1. Principles/General considerations

Fracture of the ventral arch of the atlas and disruption of the ligaments that secure the dens within the atlas, can lead to the formation of a bony callus that impinges on the vertebral canal and may eventually lead to ataxia.

cervical c1 atlas

2. Preparation and approach

This procedure is performed with the patient positioned in sternal recumbency through the dorsal midline approach to the cervical spine.

dorsal midline approach to the cervical spine

3. Laminectomy

After exposing the dorsal surfaces of the atlas, the unstable fragment or bony callus that impinges on the vertebral canal is carefully removed. The dorsal laminectomy can relieve spinal cord compression created by the fragment or fracture callus and may result in a long-term improvement in the neurologic status of the horse.

This procedure is performed very rarely; therefore it will not be covered in this reference.

4. Closure

One deep layer under the nuchal ligament, the nuchal ligament, and the subcutaneous tissue are closed in layers with simple continuous patterns. The skin is closed with staples. A stent bandage is applied and covered with an adhesive barrier drape to keep the incision clean and dry during recovery.

5. Aftercare

Following surgery, antibiotics and NSAIDs are routinely administered for 3 days. If indicated, they need to be continued.

Routinely follow up radiographs are taken immediately after surgery and after 2 and 4 months.

The rehabilitation protocol includes 2 months of stall confinement, followed by 1 month of hand-walking, and 2 months of progressive exercise.
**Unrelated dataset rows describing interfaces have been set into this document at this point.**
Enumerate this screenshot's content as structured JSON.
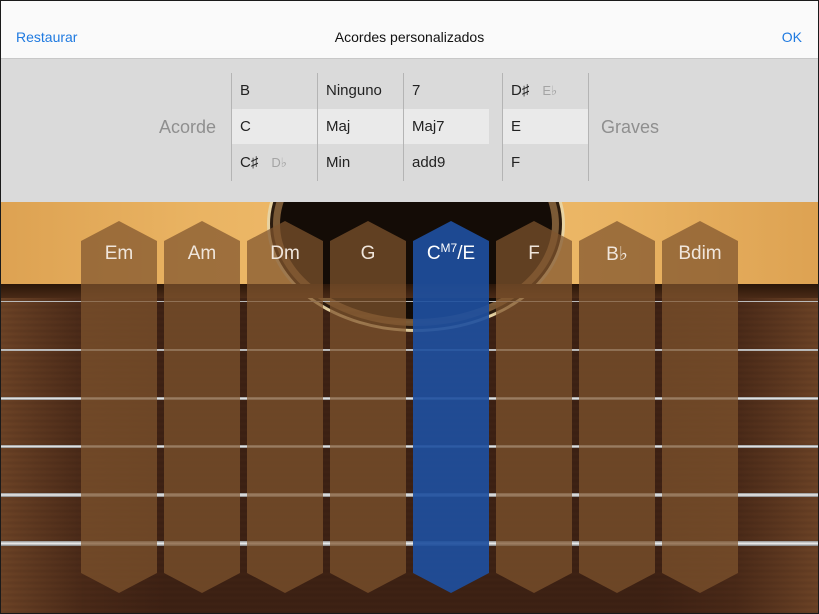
{
  "navbar": {
    "left_button": "Restaurar",
    "title": "Acordes personalizados",
    "right_button": "OK"
  },
  "picker": {
    "left_label": "Acorde",
    "right_label": "Graves",
    "columns": [
      {
        "rows": [
          {
            "text": "B",
            "alt": ""
          },
          {
            "text": "C",
            "alt": ""
          },
          {
            "text": "C♯",
            "alt": "D♭"
          }
        ],
        "selected": 1
      },
      {
        "rows": [
          {
            "text": "Ninguno",
            "alt": ""
          },
          {
            "text": "Maj",
            "alt": ""
          },
          {
            "text": "Min",
            "alt": ""
          }
        ],
        "selected": 1
      },
      {
        "rows": [
          {
            "text": "7",
            "alt": ""
          },
          {
            "text": "Maj7",
            "alt": ""
          },
          {
            "text": "add9",
            "alt": ""
          }
        ],
        "selected": 1
      },
      {
        "rows": [
          {
            "text": "D♯",
            "alt": "E♭"
          },
          {
            "text": "E",
            "alt": ""
          },
          {
            "text": "F",
            "alt": ""
          }
        ],
        "selected": 1
      }
    ]
  },
  "chords": [
    {
      "label": "Em"
    },
    {
      "label": "Am"
    },
    {
      "label": "Dm"
    },
    {
      "label": "G"
    },
    {
      "label": "C",
      "sup": "M7",
      "suffix": "/E",
      "active": true
    },
    {
      "label": "F"
    },
    {
      "label": "B♭"
    },
    {
      "label": "Bdim"
    }
  ],
  "colors": {
    "accent": "#1f7ae0",
    "strip": "#80552e",
    "strip_active": "#1e4f9e"
  }
}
Only when the ataxia has completely disappeared, the horse can return to training or other activities.

plate fixation with atlantoaxial arthrodesis